By Gean Botha, Managing Director at Programmed Process Outsourcing, a Workforce Holdings Company
Once a company has established a use case for Business Process Outsourcing (BPO) and the advantages that this model delivers, many are uncertain as to what happens next. How do they hand over this part of operations to a separate entity and most importantly, what happens to existing staff in the transition? Will they be replaced and retrenched? Unlocking the full benefits of outsourcing without significant negative impact on current employees is achievable through employment transfers made in terms of section 197 of the Labour Relations Act. This is where the right choice in BPO provider can make all the difference in avoiding retrenchments and ensuring that existing employees come out the other side with job security and employee benefits intact or enhanced. For example, over a five-year period, from 2016 to 2020, we saw an e-commerce organisation’s production units per hour increase from 204 to 2050 units. This was a significant improvement, but these benefits were especially during peak times, further highlighting the power of BPO.
What is Business Process Outsourcing?

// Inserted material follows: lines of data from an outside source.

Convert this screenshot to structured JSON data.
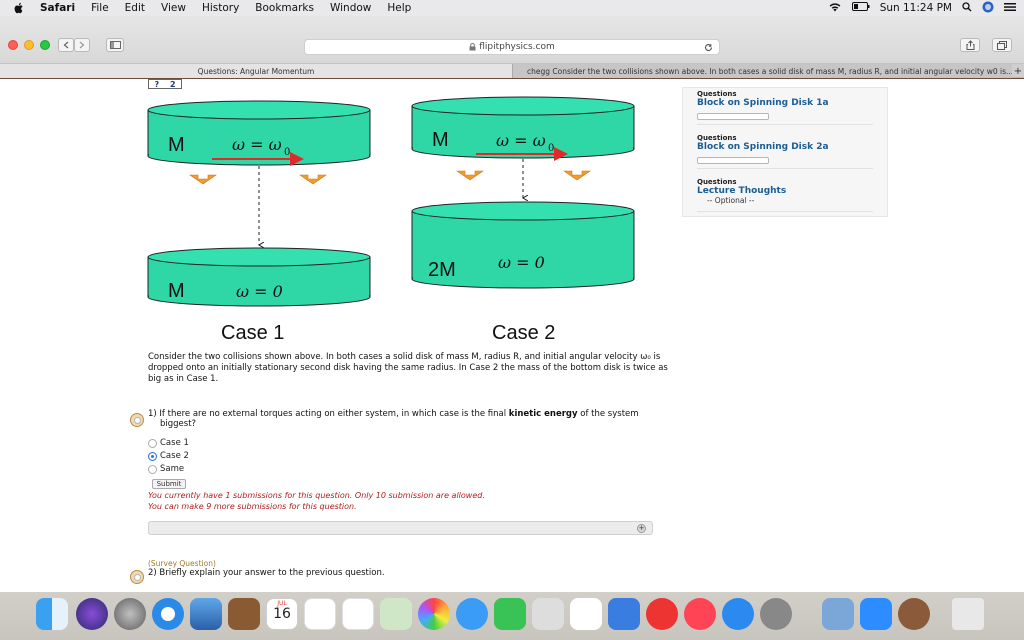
{
  "menubar": {
    "app": "Safari",
    "items": [
      "File",
      "Edit",
      "View",
      "History",
      "Bookmarks",
      "Window",
      "Help"
    ],
    "clock": "Sun 11:24 PM"
  },
  "browser": {
    "address": "flipitphysics.com",
    "tabs": [
      {
        "label": "Questions: Angular Momentum"
      },
      {
        "label": "chegg Consider the two collisions shown above. In both cases a solid disk of mass M, radius R, and initial angular velocity w0 is..."
      }
    ]
  },
  "page": {
    "pager": [
      "?",
      "2"
    ],
    "figure": {
      "disk_labels": {
        "top_left_mass": "M",
        "top_left_omega": "ω = ω",
        "top_left_omega_sub": "0",
        "top_right_mass": "M",
        "top_right_omega": "ω = ω",
        "top_right_omega_sub": "0",
        "bottom_left_mass": "M",
        "bottom_left_omega": "ω = 0",
        "bottom_right_mass": "2M",
        "bottom_right_omega": "ω = 0"
      },
      "case1": "Case 1",
      "case2": "Case 2"
    },
    "description": [
      "Consider the two collisions shown above. In both cases a solid disk of mass M, radius R, and initial angular velocity ω₀ is",
      "dropped onto an initially stationary second disk having the same radius. In Case 2 the mass of the bottom disk is twice as",
      "big as in Case 1."
    ],
    "question1": {
      "text_before": "1) If there are no external torques acting on either system, in which case is the final",
      "text_bold": "kinetic energy",
      "text_after": "of the system",
      "text_line2": "biggest?",
      "options": [
        "Case 1",
        "Case 2",
        "Same"
      ],
      "selected_index": 1,
      "submit_label": "Submit",
      "warning1": "You currently have 1 submissions for this question. Only 10 submission are allowed.",
      "warning2": "You can make 9 more submissions for this question."
    },
    "question2": {
      "tag": "(Survey Question)",
      "text": "2) Briefly explain your answer to the previous question."
    }
  },
  "sidebar": {
    "items": [
      {
        "category": "Questions",
        "title": "Block on Spinning Disk 1a",
        "has_progress": true
      },
      {
        "category": "Questions",
        "title": "Block on Spinning Disk 2a",
        "has_progress": true
      },
      {
        "category": "Questions",
        "title": "Lecture Thoughts",
        "subtitle": "-- Optional --",
        "has_progress": false
      }
    ]
  },
  "dock": {
    "calendar_month": "JUL",
    "calendar_day": "16"
  },
  "colors": {
    "disk_fill": "#2fd6a6",
    "disk_top": "#32dcae",
    "arrow_red": "#e02a2a",
    "orange_arrow": "#f29a2e",
    "link_blue": "#1b5e96",
    "warning_red": "#b01e1e"
  }
}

Companies all over South Africa are struggling to recover from Covid-19 lockdown restrictions. According to a survey conducted by the Department of Small Business Development, 42.7% of all small to medium enterprises in South Africa closed their doors in the past year. Those that are still operating are desperate to reduce costs, either by downsizing or outsourcing their business processes. BPO refers to the process of contracting standard business functions to a party outside of the company. This may be facilitated by a section 197 transfer if the “service” is being transferred.
Section 197 of the Labour Relations Act is intended to facilitate commercial transactions like business process outsourcing and subsequent transfer of service while protecting job security and employee benefits. In fact, if the requirements for section 197 are met, the employment contract passes from the company to the BPO provider and all the rights and obligations of the employee that existed prior to the transfer, regardless of whether they were included contractually or orally, will continue with the new employer. This provision of the Act ensures that the rights and obligations cannot be less favourable after transfer, and in cases where the transfer is less beneficial the matter may be referred to the CCMA for further adjudication.

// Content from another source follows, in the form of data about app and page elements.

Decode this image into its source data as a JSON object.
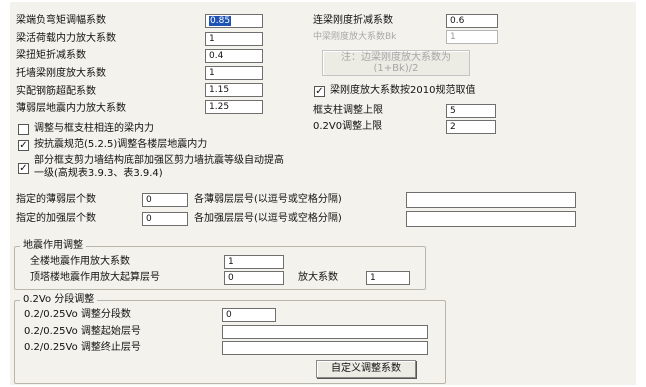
{
  "left_params": [
    {
      "label": "梁端负弯矩调幅系数",
      "value": "0.85"
    },
    {
      "label": "梁活荷载内力放大系数",
      "value": "1"
    },
    {
      "label": "梁扭矩折减系数",
      "value": "0.4"
    },
    {
      "label": "托墙梁刚度放大系数",
      "value": "1"
    },
    {
      "label": "实配钢筋超配系数",
      "value": "1.15"
    },
    {
      "label": "薄弱层地震内力放大系数",
      "value": "1.25"
    }
  ],
  "right_params": {
    "link_beam_label": "连梁刚度折减系数",
    "link_beam_value": "0.6",
    "mid_beam_label": "中梁刚度放大系数Bk",
    "mid_beam_value": "1",
    "note_line1": "注：边梁刚度放大系数为",
    "note_line2": "(1+Bk)/2",
    "code2010_label": "梁刚度放大系数按2010规范取值",
    "frame_col_label": "框支柱调整上限",
    "frame_col_value": "5",
    "v02_label": "0.2V0调整上限",
    "v02_value": "2"
  },
  "checkboxes": {
    "adjust_beam_label": "调整与框支柱相连的梁内力",
    "seismic_code_label": "按抗震规范(5.2.5)调整各楼层地震内力",
    "frame_support_line1": "部分框支剪力墙结构底部加强区剪力墙抗震等级自动提高",
    "frame_support_line2": "一级(高规表3.9.3、表3.9.4)"
  },
  "layers": {
    "weak_count_label": "指定的薄弱层个数",
    "weak_count_value": "0",
    "weak_list_label": "各薄弱层层号(以逗号或空格分隔)",
    "weak_list_value": "",
    "strong_count_label": "指定的加强层个数",
    "strong_count_value": "0",
    "strong_list_label": "各加强层层号(以逗号或空格分隔)",
    "strong_list_value": ""
  },
  "seismic_group": {
    "title": "地震作用调整",
    "full_amp_label": "全楼地震作用放大系数",
    "full_amp_value": "1",
    "top_start_label": "顶塔楼地震作用放大起算层号",
    "top_start_value": "0",
    "amp_label": "放大系数",
    "amp_value": "1"
  },
  "v02_group": {
    "title": "0.2Vo 分段调整",
    "segments_label": "0.2/0.25Vo 调整分段数",
    "segments_value": "0",
    "start_label": "0.2/0.25Vo 调整起始层号",
    "start_value": "",
    "end_label": "0.2/0.25Vo 调整终止层号",
    "end_value": "",
    "custom_button": "自定义调整系数"
  }
}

Common business processes that are outsourced include warehousing, production, accounting, customer support, IT, marketing, payroll to name a few. Contractually, the BPO provider becomes responsible for carrying out all operations related to the business function and while each business case will be different, BPO providers are also responsible for the transition to the outsourced model. This involves examining what will happen to existing staff, both permanent and contract, as well as the impact on operations. The right BPO provider will have the ideal industrial relations, labour law and human resources expertise to minimise the disruption to staff and operations while balancing any union requirements.
Contractual clarity based on transparency
Business process outsourcing requires transparency from both the BPO provider and their client in order to shorten the takeover period and avoid any nasty surprises. This relationship is framed contractually, and the BPO provider delivers guidance throughout the transition once the scope of work, timeframes and project plans have been established, referencing standard operating procedures. In this way, BPO is more than simply providing a skilled workforce as it encompasses the management of the workforce and defines outputs that are aligned to business KPIs, as well as the management of systems, processes and machinery required for the outsourced business function.
All concerns regarding the transition are addressed legally through policies, procedures and the contract documentation that clarifies what is expected of all parties to the BPO arrangement. Once agreement has been reached, the BPO provider commences with a roll out plan that will facilitate the contractual takeover and this is where resource allocation comes under consideration. Should employees be transferred under section 197, the BPO provider has the opportunity to offer improved or more cost-effective benefits for staff, including medical aid facilities and retirement savings to ensure they’re in a better position than they were previously.
Do what you do best, outsource the rest
Partnering with a reputable, stable BPO provider that can offer the necessary employee benefits and expertise to support the business is critical to success that results in enhanced customer and employee satisfaction, improved efficiency and reduced operational costs. Once a company knows that their people have been provided for through the transition, they can renew their focus on their core business, knowing that all outsourced business processes have been contractually handed over to their BPO partner. This means that they can focus on new innovative products and new sales opportunities where they didn’t have the time before. This is only possible where there is a climate of trust based on continuous, reliable information and communication on both sides.